-- Opening Marker --

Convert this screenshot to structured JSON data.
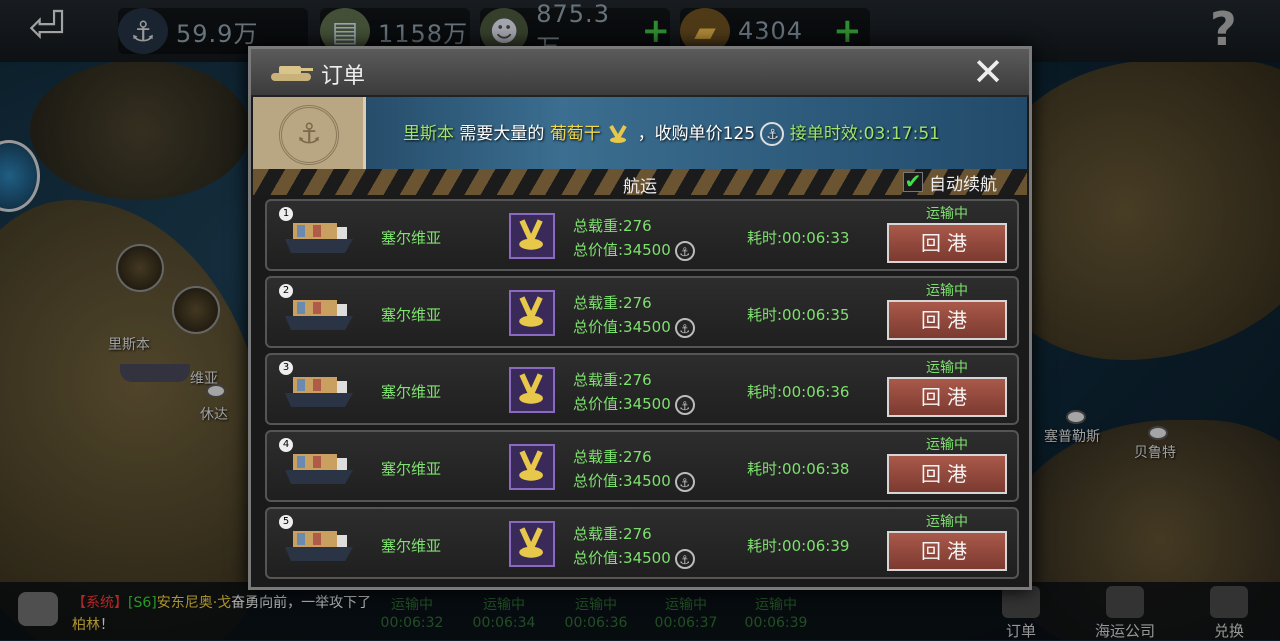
{
  "resources": [
    {
      "icon": "anchor-icon",
      "value": "59.9万",
      "plus": false
    },
    {
      "icon": "money-stack-icon",
      "value": "1158万",
      "plus": false
    },
    {
      "icon": "soldier-icon",
      "value": "875.3万",
      "plus": true
    },
    {
      "icon": "gold-bars-icon",
      "value": "4304",
      "plus": true
    }
  ],
  "plus_symbol": "+",
  "help_symbol": "?",
  "back_symbol": "⏎",
  "map_labels": {
    "lisbon": "里斯本",
    "serbia": "维亚",
    "ceuta": "休达",
    "cyprus": "塞普勒斯",
    "beirut": "贝鲁特"
  },
  "modal": {
    "title": "订单",
    "close_symbol": "✕",
    "banner": {
      "city": "里斯本",
      "needs": "需要大量的",
      "goods": "葡萄干",
      "price_prefix": "，收购单价",
      "price": "125",
      "deadline_label": "接单时效:",
      "deadline": "03:17:51"
    },
    "section_label": "航运",
    "auto_label": "自动续航",
    "auto_checked": true,
    "check_symbol": "✔",
    "rows": [
      {
        "num": "1",
        "dest": "塞尔维亚",
        "weight": "总载重:276",
        "value": "总价值:34500",
        "time": "耗时:00:06:33",
        "status": "运输中",
        "button": "回港"
      },
      {
        "num": "2",
        "dest": "塞尔维亚",
        "weight": "总载重:276",
        "value": "总价值:34500",
        "time": "耗时:00:06:35",
        "status": "运输中",
        "button": "回港"
      },
      {
        "num": "3",
        "dest": "塞尔维亚",
        "weight": "总载重:276",
        "value": "总价值:34500",
        "time": "耗时:00:06:36",
        "status": "运输中",
        "button": "回港"
      },
      {
        "num": "4",
        "dest": "塞尔维亚",
        "weight": "总载重:276",
        "value": "总价值:34500",
        "time": "耗时:00:06:38",
        "status": "运输中",
        "button": "回港"
      },
      {
        "num": "5",
        "dest": "塞尔维亚",
        "weight": "总载重:276",
        "value": "总价值:34500",
        "time": "耗时:00:06:39",
        "status": "运输中",
        "button": "回港"
      }
    ]
  },
  "chat": {
    "tag": "【系统】",
    "server": "[S6]",
    "name": "安东尼奥·戈",
    "text1": "奋勇向前，一举攻下了",
    "city": "柏林",
    "text2": "！"
  },
  "bottom_ghosts": [
    {
      "status": "运输中",
      "time": "00:06:32"
    },
    {
      "status": "运输中",
      "time": "00:06:34"
    },
    {
      "status": "运输中",
      "time": "00:06:36"
    },
    {
      "status": "运输中",
      "time": "00:06:37"
    },
    {
      "status": "运输中",
      "time": "00:06:39"
    }
  ],
  "bottom_nav": [
    {
      "icon": "order-scroll-icon",
      "label": "订单"
    },
    {
      "icon": "shipping-company-icon",
      "label": "海运公司"
    },
    {
      "icon": "exchange-globe-icon",
      "label": "兑换"
    }
  ],
  "colors": {
    "green_text": "#7ee06e",
    "button_red": "#a9594a",
    "plus_green": "#3fbf3f"
  }
}
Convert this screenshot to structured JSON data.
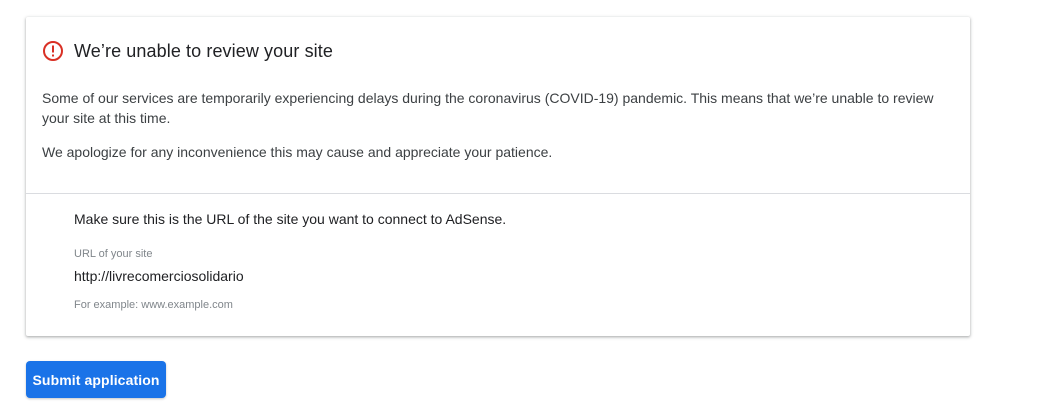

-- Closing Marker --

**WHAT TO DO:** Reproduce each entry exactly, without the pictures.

**FINAL ANSWER:**
Convert this screenshot to structured JSON data.
{
  "resources": [
    {
      "icon": "anchor-icon",
      "value": "59.9万",
      "plus": false
    },
    {
      "icon": "money-stack-icon",
      "value": "1158万",
      "plus": false
    },
    {
      "icon": "soldier-icon",
      "value": "875.3万",
      "plus": true
    },
    {
      "icon": "gold-bars-icon",
      "value": "4304",
      "plus": true
    }
  ],
  "plus_symbol": "+",
  "help_symbol": "?",
  "back_symbol": "⏎",
  "map_labels": {
    "lisbon": "里斯本",
    "serbia": "维亚",
    "ceuta": "休达",
    "cyprus": "塞普勒斯",
    "beirut": "贝鲁特"
  },
  "modal": {
    "title": "订单",
    "close_symbol": "✕",
    "banner": {
      "city": "里斯本",
      "needs": "需要大量的",
      "goods": "葡萄干",
      "price_prefix": "，收购单价",
      "price": "125",
      "deadline_label": "接单时效:",
      "deadline": "03:17:51"
    },
    "section_label": "航运",
    "auto_label": "自动续航",
    "auto_checked": true,
    "check_symbol": "✔",
    "rows": [
      {
        "num": "1",
        "dest": "塞尔维亚",
        "weight": "总载重:276",
        "value": "总价值:34500",
        "time": "耗时:00:06:33",
        "status": "运输中",
        "button": "回港"
      },
      {
        "num": "2",
        "dest": "塞尔维亚",
        "weight": "总载重:276",
        "value": "总价值:34500",
        "time": "耗时:00:06:35",
        "status": "运输中",
        "button": "回港"
      },
      {
        "num": "3",
        "dest": "塞尔维亚",
        "weight": "总载重:276",
        "value": "总价值:34500",
        "time": "耗时:00:06:36",
        "status": "运输中",
        "button": "回港"
      },
      {
        "num": "4",
        "dest": "塞尔维亚",
        "weight": "总载重:276",
        "value": "总价值:34500",
        "time": "耗时:00:06:38",
        "status": "运输中",
        "button": "回港"
      },
      {
        "num": "5",
        "dest": "塞尔维亚",
        "weight": "总载重:276",
        "value": "总价值:34500",
        "time": "耗时:00:06:39",
        "status": "运输中",
        "button": "回港"
      }
    ]
  },
  "chat": {
    "tag": "【系统】",
    "server": "[S6]",
    "name": "安东尼奥·戈",
    "text1": "奋勇向前，一举攻下了",
    "city": "柏林",
    "text2": "！"
  },
  "bottom_ghosts": [
    {
      "status": "运输中",
      "time": "00:06:32"
    },
    {
      "status": "运输中",
      "time": "00:06:34"
    },
    {
      "status": "运输中",
      "time": "00:06:36"
    },
    {
      "status": "运输中",
      "time": "00:06:37"
    },
    {
      "status": "运输中",
      "time": "00:06:39"
    }
  ],
  "bottom_nav": [
    {
      "icon": "order-scroll-icon",
      "label": "订单"
    },
    {
      "icon": "shipping-company-icon",
      "label": "海运公司"
    },
    {
      "icon": "exchange-globe-icon",
      "label": "兑换"
    }
  ],
  "colors": {
    "green_text": "#7ee06e",
    "button_red": "#a9594a",
    "plus_green": "#3fbf3f"
  }
}
Convert this screenshot to structured JSON data.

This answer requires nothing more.